WHAT THE EXERCISE ASKS:
For this exercise, return all the data word for word, with images left out.
[Opening DATA EXTRACTS section]
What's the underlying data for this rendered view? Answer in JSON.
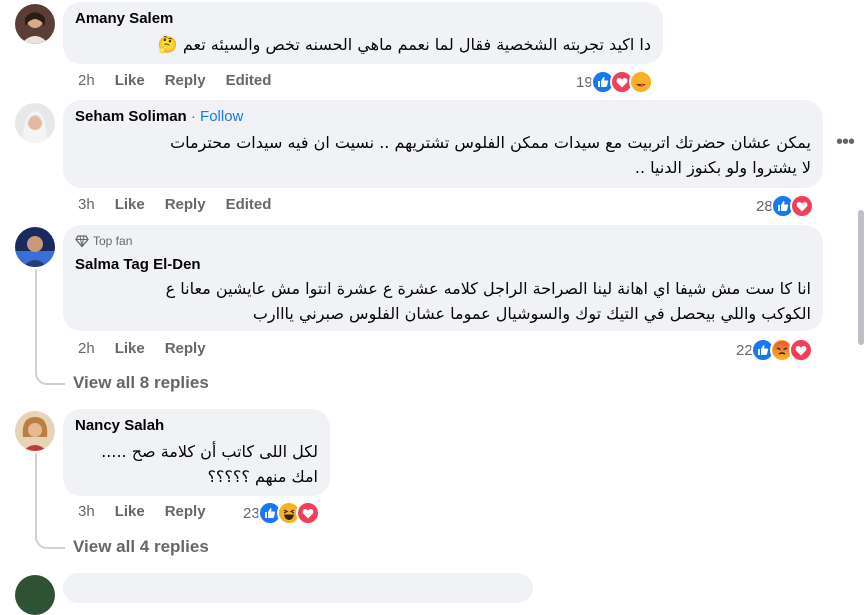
{
  "comments": [
    {
      "author": "Amany Salem",
      "text_lines": [
        "دا اكيد تجربته الشخصية فقال لما نعمم ماهي الحسنه تخص والسيئه تعم 🤔"
      ],
      "time": "2h",
      "like": "Like",
      "reply": "Reply",
      "edited": "Edited",
      "reaction_count": "19"
    },
    {
      "author": "Seham Soliman",
      "separator": "·",
      "follow": "Follow",
      "text_lines": [
        "يمكن عشان حضرتك اتربيت مع سيدات ممكن الفلوس تشتريهم .. نسيت ان فيه سيدات محترمات",
        "لا يشتروا ولو بكنوز الدنيا .."
      ],
      "time": "3h",
      "like": "Like",
      "reply": "Reply",
      "edited": "Edited",
      "reaction_count": "28"
    },
    {
      "badge": "Top fan",
      "author": "Salma Tag El-Den",
      "text_lines": [
        "انا كا ست مش شيفا اي اهانة لينا الصراحة الراجل كلامه عشرة ع عشرة انتوا مش عايشين معانا ع",
        "الكوكب واللي بيحصل في التيك توك والسوشيال عموما عشان الفلوس صبرني يااارب"
      ],
      "time": "2h",
      "like": "Like",
      "reply": "Reply",
      "reaction_count": "22",
      "view_replies": "View all 8 replies"
    },
    {
      "author": "Nancy Salah",
      "text_lines": [
        "لكل اللى كاتب أن كلامة صح .....",
        "امك منهم ؟؟؟؟؟"
      ],
      "time": "3h",
      "like": "Like",
      "reply": "Reply",
      "reaction_count": "23",
      "view_replies": "View all 4 replies"
    }
  ],
  "colors": {
    "like": "#1877f2",
    "love": "#f33e58",
    "link": "#1877f2",
    "meta": "#65676b",
    "bubble": "#f0f2f5"
  },
  "icons": [
    "more-options-icon",
    "top-fan-diamond-icon",
    "like-reaction-icon",
    "love-reaction-icon",
    "care-reaction-icon",
    "angry-reaction-icon",
    "haha-reaction-icon"
  ]
}
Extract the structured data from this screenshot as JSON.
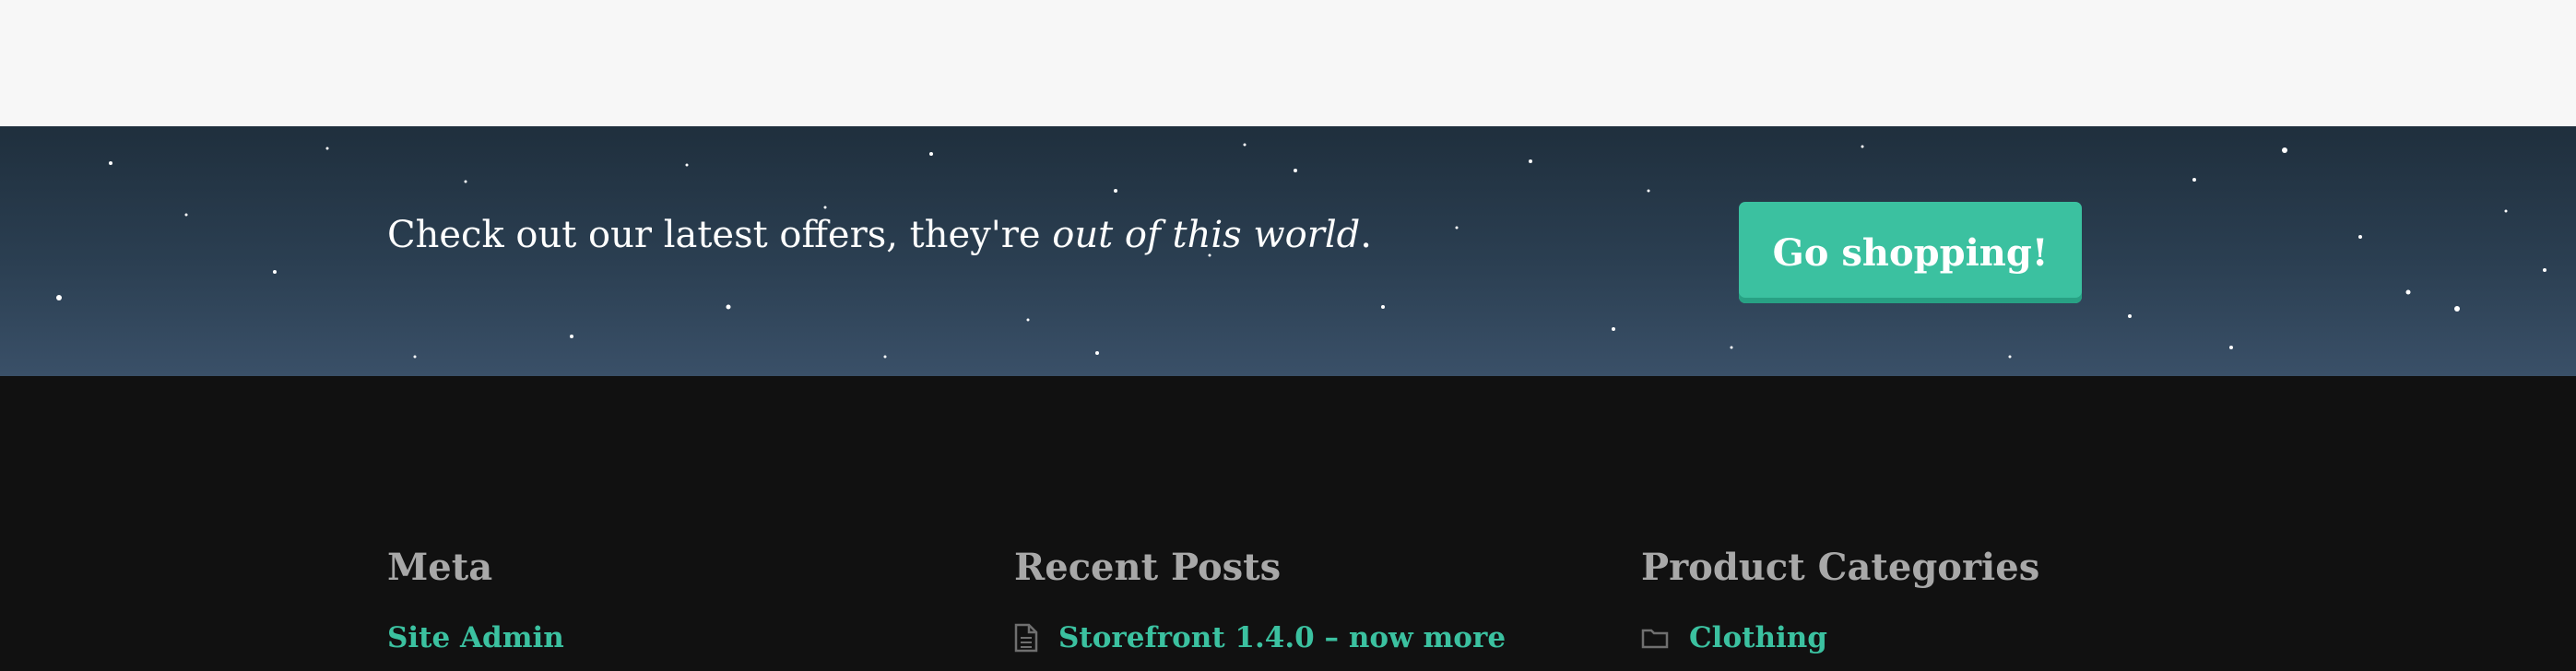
{
  "hero": {
    "text_prefix": "Check out our latest offers, they're ",
    "text_emphasis": "out of this world",
    "text_suffix": ".",
    "button_label": "Go shopping!"
  },
  "footer": {
    "meta": {
      "title": "Meta",
      "link": "Site Admin"
    },
    "recent_posts": {
      "title": "Recent Posts",
      "link": "Storefront 1.4.0 – now more",
      "icon": "document-icon"
    },
    "product_categories": {
      "title": "Product Categories",
      "link": "Clothing",
      "icon": "folder-icon"
    }
  },
  "colors": {
    "accent": "#3bc1a0",
    "footer_bg": "#111111",
    "heading": "#a8a8a8",
    "page_bg": "#f7f7f7"
  }
}
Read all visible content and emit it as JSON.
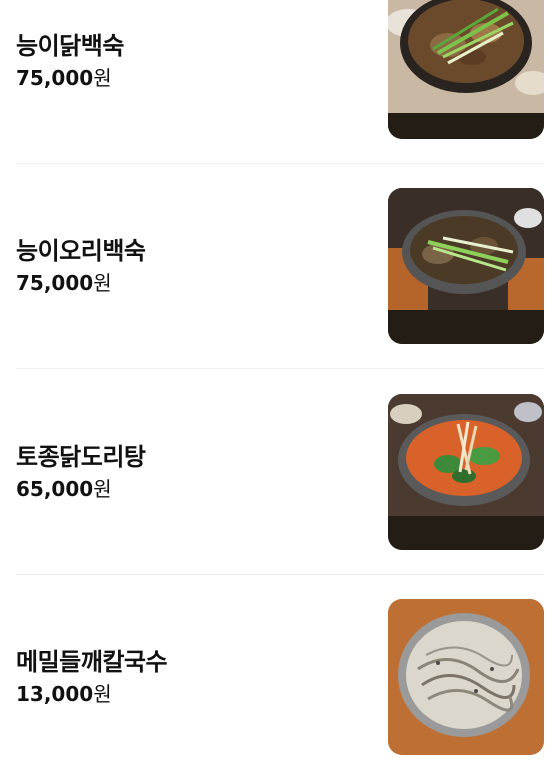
{
  "menu": {
    "items": [
      {
        "name": "능이닭백숙",
        "price": "75,000",
        "unit": "원",
        "image": "food-photo"
      },
      {
        "name": "능이오리백숙",
        "price": "75,000",
        "unit": "원",
        "image": "food-photo"
      },
      {
        "name": "토종닭도리탕",
        "price": "65,000",
        "unit": "원",
        "image": "food-photo"
      },
      {
        "name": "메밀들깨칼국수",
        "price": "13,000",
        "unit": "원",
        "image": "food-photo"
      }
    ]
  }
}
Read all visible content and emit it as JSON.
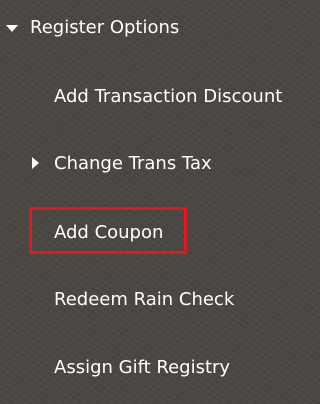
{
  "menu": {
    "header": {
      "label": "Register Options",
      "icon": "caret-down-icon"
    },
    "items": [
      {
        "label": "Add Transaction Discount"
      },
      {
        "label": "Change Trans Tax",
        "icon": "caret-right-icon"
      },
      {
        "label": "Add Coupon",
        "highlighted": true
      },
      {
        "label": "Redeem Rain Check"
      },
      {
        "label": "Assign Gift Registry"
      }
    ]
  },
  "colors": {
    "background": "#4a4742",
    "text": "#ffffff",
    "highlight_border": "#e3151f"
  }
}
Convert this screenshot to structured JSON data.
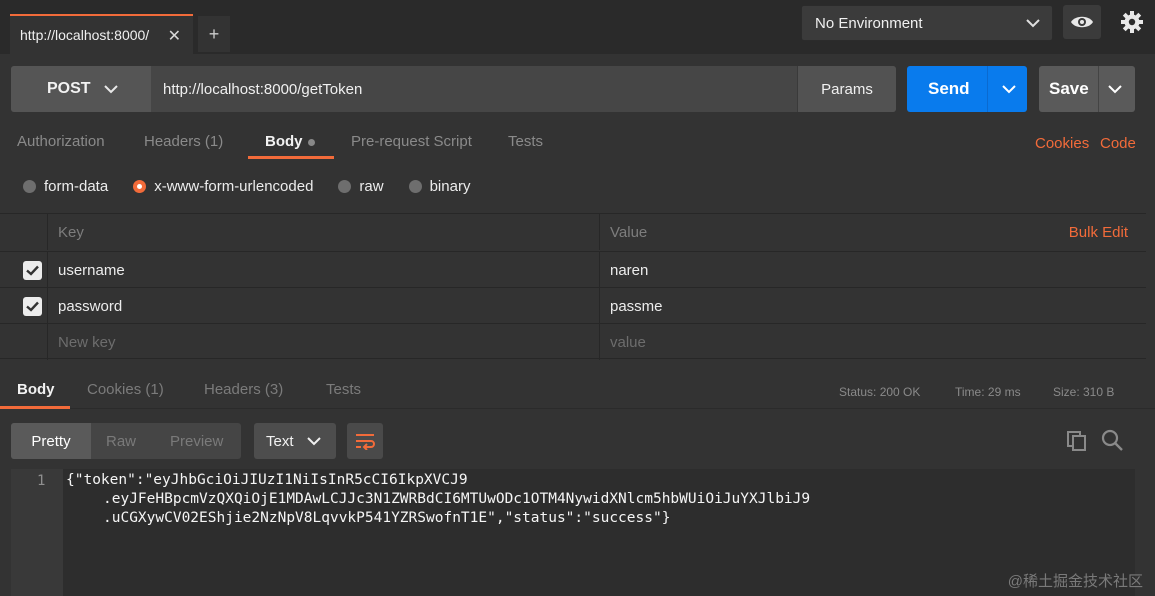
{
  "tabs": {
    "active_tab": "http://localhost:8000/",
    "close_glyph": "✕",
    "add_glyph": "+"
  },
  "environment": {
    "selected": "No Environment"
  },
  "request": {
    "method": "POST",
    "url": "http://localhost:8000/getToken",
    "params_label": "Params",
    "send_label": "Send",
    "save_label": "Save"
  },
  "request_tabs": {
    "authorization": "Authorization",
    "headers": "Headers (1)",
    "body": "Body",
    "pre_request": "Pre-request Script",
    "tests": "Tests",
    "cookies": "Cookies",
    "code": "Code"
  },
  "body_types": {
    "form_data": "form-data",
    "urlencoded": "x-www-form-urlencoded",
    "raw": "raw",
    "binary": "binary"
  },
  "kv_table": {
    "key_header": "Key",
    "value_header": "Value",
    "bulk_edit": "Bulk Edit",
    "rows": [
      {
        "key": "username",
        "value": "naren"
      },
      {
        "key": "password",
        "value": "passme"
      }
    ],
    "new_key_placeholder": "New key",
    "new_value_placeholder": "value"
  },
  "response_tabs": {
    "body": "Body",
    "cookies": "Cookies (1)",
    "headers": "Headers (3)",
    "tests": "Tests"
  },
  "status": {
    "status": "Status: 200 OK",
    "time": "Time: 29 ms",
    "size": "Size: 310 B"
  },
  "response_view": {
    "pretty": "Pretty",
    "raw": "Raw",
    "preview": "Preview",
    "format": "Text"
  },
  "response_body": {
    "line_number": "1",
    "line1": "{\"token\":\"eyJhbGciOiJIUzI1NiIsInR5cCI6IkpXVCJ9",
    "line2": ".eyJFeHBpcmVzQXQiOjE1MDAwLCJJc3N1ZWRBdCI6MTUwODc1OTM4NywidXNlcm5hbWUiOiJuYXJlbiJ9",
    "line3": ".uCGXywCV02EShjie2NzNpV8LqvvkP541YZRSwofnT1E\",\"status\":\"success\"}"
  },
  "watermark": "@稀土掘金技术社区",
  "colors": {
    "accent": "#f26b3a",
    "send_blue": "#097bed",
    "background": "#333333"
  }
}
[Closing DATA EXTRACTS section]
WORKED SOLUTION:
What's the underlying data for this rendered view? Answer in JSON.
{
  "comments": [
    {
      "author": "Amany Salem",
      "text_lines": [
        "دا اكيد تجربته الشخصية فقال لما نعمم ماهي الحسنه تخص والسيئه تعم 🤔"
      ],
      "time": "2h",
      "like": "Like",
      "reply": "Reply",
      "edited": "Edited",
      "reaction_count": "19"
    },
    {
      "author": "Seham Soliman",
      "separator": "·",
      "follow": "Follow",
      "text_lines": [
        "يمكن عشان حضرتك اتربيت مع سيدات ممكن الفلوس تشتريهم .. نسيت ان فيه سيدات محترمات",
        "لا يشتروا ولو بكنوز الدنيا .."
      ],
      "time": "3h",
      "like": "Like",
      "reply": "Reply",
      "edited": "Edited",
      "reaction_count": "28"
    },
    {
      "badge": "Top fan",
      "author": "Salma Tag El-Den",
      "text_lines": [
        "انا كا ست مش شيفا اي اهانة لينا الصراحة الراجل كلامه عشرة ع عشرة انتوا مش عايشين معانا ع",
        "الكوكب واللي بيحصل في التيك توك والسوشيال عموما عشان الفلوس صبرني يااارب"
      ],
      "time": "2h",
      "like": "Like",
      "reply": "Reply",
      "reaction_count": "22",
      "view_replies": "View all 8 replies"
    },
    {
      "author": "Nancy Salah",
      "text_lines": [
        "لكل اللى كاتب أن كلامة صح .....",
        "امك منهم ؟؟؟؟؟"
      ],
      "time": "3h",
      "like": "Like",
      "reply": "Reply",
      "reaction_count": "23",
      "view_replies": "View all 4 replies"
    }
  ],
  "colors": {
    "like": "#1877f2",
    "love": "#f33e58",
    "link": "#1877f2",
    "meta": "#65676b",
    "bubble": "#f0f2f5"
  },
  "icons": [
    "more-options-icon",
    "top-fan-diamond-icon",
    "like-reaction-icon",
    "love-reaction-icon",
    "care-reaction-icon",
    "angry-reaction-icon",
    "haha-reaction-icon"
  ]
}
Extract the structured data from this screenshot as JSON.
{
  "hero": {
    "text_prefix": "Check out our latest offers, they're ",
    "text_emphasis": "out of this world",
    "text_suffix": ".",
    "button_label": "Go shopping!"
  },
  "footer": {
    "meta": {
      "title": "Meta",
      "link": "Site Admin"
    },
    "recent_posts": {
      "title": "Recent Posts",
      "link": "Storefront 1.4.0 – now more",
      "icon": "document-icon"
    },
    "product_categories": {
      "title": "Product Categories",
      "link": "Clothing",
      "icon": "folder-icon"
    }
  },
  "colors": {
    "accent": "#3bc1a0",
    "footer_bg": "#111111",
    "heading": "#a8a8a8",
    "page_bg": "#f7f7f7"
  }
}
Read all visible content and emit it as JSON.
{
  "menu": {
    "items": [
      {
        "name": "능이닭백숙",
        "price": "75,000",
        "unit": "원",
        "image": "food-photo"
      },
      {
        "name": "능이오리백숙",
        "price": "75,000",
        "unit": "원",
        "image": "food-photo"
      },
      {
        "name": "토종닭도리탕",
        "price": "65,000",
        "unit": "원",
        "image": "food-photo"
      },
      {
        "name": "메밀들깨칼국수",
        "price": "13,000",
        "unit": "원",
        "image": "food-photo"
      }
    ]
  }
}
Read all visible content and emit it as JSON.
{
  "menu": {
    "header": {
      "label": "Register Options",
      "icon": "caret-down-icon"
    },
    "items": [
      {
        "label": "Add Transaction Discount"
      },
      {
        "label": "Change Trans Tax",
        "icon": "caret-right-icon"
      },
      {
        "label": "Add Coupon",
        "highlighted": true
      },
      {
        "label": "Redeem Rain Check"
      },
      {
        "label": "Assign Gift Registry"
      }
    ]
  },
  "colors": {
    "background": "#4a4742",
    "text": "#ffffff",
    "highlight_border": "#e3151f"
  }
}
Convert this screenshot to structured JSON data.
{
  "tabs": {
    "active_tab": "http://localhost:8000/",
    "close_glyph": "✕",
    "add_glyph": "+"
  },
  "environment": {
    "selected": "No Environment"
  },
  "request": {
    "method": "POST",
    "url": "http://localhost:8000/getToken",
    "params_label": "Params",
    "send_label": "Send",
    "save_label": "Save"
  },
  "request_tabs": {
    "authorization": "Authorization",
    "headers": "Headers (1)",
    "body": "Body",
    "pre_request": "Pre-request Script",
    "tests": "Tests",
    "cookies": "Cookies",
    "code": "Code"
  },
  "body_types": {
    "form_data": "form-data",
    "urlencoded": "x-www-form-urlencoded",
    "raw": "raw",
    "binary": "binary"
  },
  "kv_table": {
    "key_header": "Key",
    "value_header": "Value",
    "bulk_edit": "Bulk Edit",
    "rows": [
      {
        "key": "username",
        "value": "naren"
      },
      {
        "key": "password",
        "value": "passme"
      }
    ],
    "new_key_placeholder": "New key",
    "new_value_placeholder": "value"
  },
  "response_tabs": {
    "body": "Body",
    "cookies": "Cookies (1)",
    "headers": "Headers (3)",
    "tests": "Tests"
  },
  "status": {
    "status": "Status: 200 OK",
    "time": "Time: 29 ms",
    "size": "Size: 310 B"
  },
  "response_view": {
    "pretty": "Pretty",
    "raw": "Raw",
    "preview": "Preview",
    "format": "Text"
  },
  "response_body": {
    "line_number": "1",
    "line1": "{\"token\":\"eyJhbGciOiJIUzI1NiIsInR5cCI6IkpXVCJ9",
    "line2": ".eyJFeHBpcmVzQXQiOjE1MDAwLCJJc3N1ZWRBdCI6MTUwODc1OTM4NywidXNlcm5hbWUiOiJuYXJlbiJ9",
    "line3": ".uCGXywCV02EShjie2NzNpV8LqvvkP541YZRSwofnT1E\",\"status\":\"success\"}"
  },
  "watermark": "@稀土掘金技术社区",
  "colors": {
    "accent": "#f26b3a",
    "send_blue": "#097bed",
    "background": "#333333"
  }
}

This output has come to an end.